In October 2020 UK BEIS announced that offshore wind capacity will increase to 40 GWe by 2030, energy storage to manage intermittent generation will become an increasingly vital part of the UK’s energy system. A wide variety of storage technologies are in development to store both heat and power including batteries, gravity systems, compressed air, hydrogen, fuel cells and phase change materials. Chemistry has a significant role to play in accelerating the deployment of these technologies including new advanced materials, battery technologies, catalysis, and electrochemistry.
Bloomberg NEF anticipates that the global energy storage market will grow to a cumulative 942GW by 2040 and attract $620billion in investment over the next 22 years. It predicts that the leading countries will be China, the U.S., India, Japan, Germany, France, Australia, South Korea and the U.K.
A range of new electrical and thermal energy storage technologies are being developed rapidly and are reducing in cost. Batteries, for example, are predicted by Bloomberg to reduce in cost by 52% by 2030, facilitating the UK Government’s announcement of October 2020 to increase offshore wind from 30GWe to 40GWe capacity by 2030.
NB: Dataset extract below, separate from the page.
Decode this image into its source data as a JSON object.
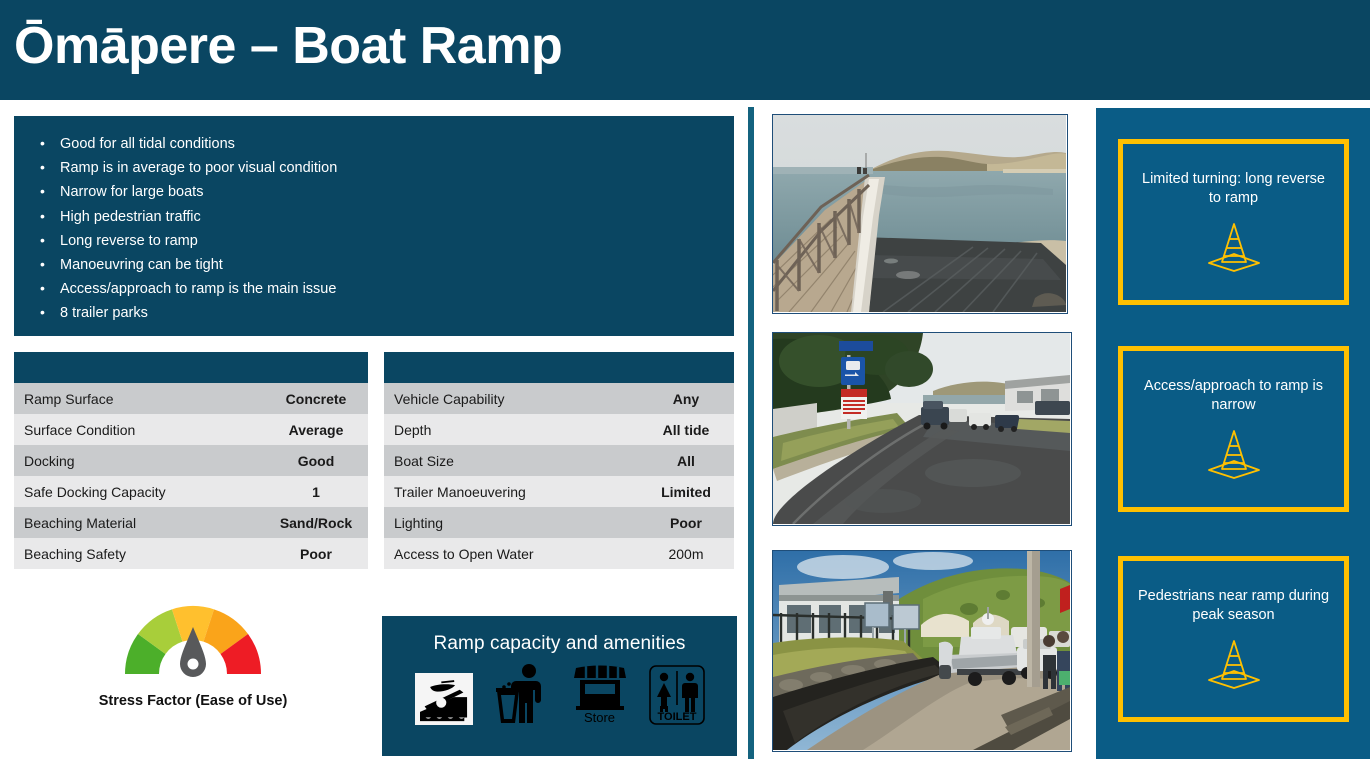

Technological innovation, especially in chemistry, is now needed more than ever to allow energy storage to realise its value and benefit the UK energy system across power, heat and transport.
- Academics looking to hear about the latest developments, plus showcase for research and research teams.
- Business leaders looking to find out about the latest developments in a range of energy storage technologies
- Early career researchers (in academia and business) looking to widen their understanding and network around their energy storage chemistry studies, and to access a platform for discussion and collaboration with possible industry partners.
- Investors seeking to understand the opportunities for emerging storage technologies within the wider energy system.
The programme will be announced in due course.
Booking terms and conditions
Call for posters
Contributions are invited from early-stage researchers and PhD students working in all areas of the chemistry of energy storage systems to submit posters for this event.
The objective for the competition is to identify posters which best explain the outcomes of the research in the industrial context (i.e. which poster best explain the potential for commercialisation of the research work). Submission details will be provided in due course.
An abstract of maximum 250 words (250 words does not include Author names, affiliations, references or figure captions) indicating title, authors, institution and preference for presentation option (Oral presentation or virtual poster) should be sent to firstname.lastname@example.org by Friday 6 August 2021 with the subject line “How is chemistry enabling energy storage for net Zero?”.
For further information and prices, please email email@example.com
- Brian Allin, SCI/ Energy and Commodity Services
- Maryam Bayati, SCI/ Northumbria University
- Alex Bowles, SCI/ Imperial College London
- Reace Edwards, SCI/ University of Chester
- Geraint Evans, SCI/ Beacontech Ltd
- Mark Harrison, SCI
- Peter Reineck, SCI/ Flameless Energy Solutions
- Ray Sacks, IChemE/Imperial College
- Yongliang Yan, SCI/ Newcastle University
- Dominika Zabiegaj, SCI/ Northumbria University
Tel: +44 (0)20 7598 1561